### RECORDS PROVIDED

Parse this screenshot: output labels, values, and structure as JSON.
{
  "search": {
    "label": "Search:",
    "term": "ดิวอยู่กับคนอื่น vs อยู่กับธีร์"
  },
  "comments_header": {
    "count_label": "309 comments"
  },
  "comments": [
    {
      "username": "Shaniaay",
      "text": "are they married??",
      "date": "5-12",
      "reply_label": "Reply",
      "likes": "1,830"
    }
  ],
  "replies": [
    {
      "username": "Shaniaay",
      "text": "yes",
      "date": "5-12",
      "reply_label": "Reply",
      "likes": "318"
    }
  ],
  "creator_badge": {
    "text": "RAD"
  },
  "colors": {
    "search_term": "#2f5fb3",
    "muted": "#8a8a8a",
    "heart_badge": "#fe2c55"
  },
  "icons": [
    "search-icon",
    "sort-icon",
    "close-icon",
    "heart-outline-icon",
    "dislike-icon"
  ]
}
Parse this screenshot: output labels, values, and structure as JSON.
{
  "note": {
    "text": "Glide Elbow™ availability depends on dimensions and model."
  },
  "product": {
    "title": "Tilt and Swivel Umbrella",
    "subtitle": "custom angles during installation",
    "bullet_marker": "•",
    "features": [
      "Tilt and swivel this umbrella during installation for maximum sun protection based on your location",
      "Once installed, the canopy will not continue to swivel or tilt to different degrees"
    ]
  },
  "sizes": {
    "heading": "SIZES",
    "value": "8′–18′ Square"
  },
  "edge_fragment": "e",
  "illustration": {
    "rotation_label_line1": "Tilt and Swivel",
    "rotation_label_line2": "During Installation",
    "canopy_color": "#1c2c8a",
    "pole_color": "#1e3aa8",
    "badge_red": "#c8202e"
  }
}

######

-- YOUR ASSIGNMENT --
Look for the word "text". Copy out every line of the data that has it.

-- FINISHED EXERCISE --
      "text": "are they married??",
      "text": "yes",
    "text": "RAD"
    "text": "Glide Elbow™ availability depends on dimensions and model."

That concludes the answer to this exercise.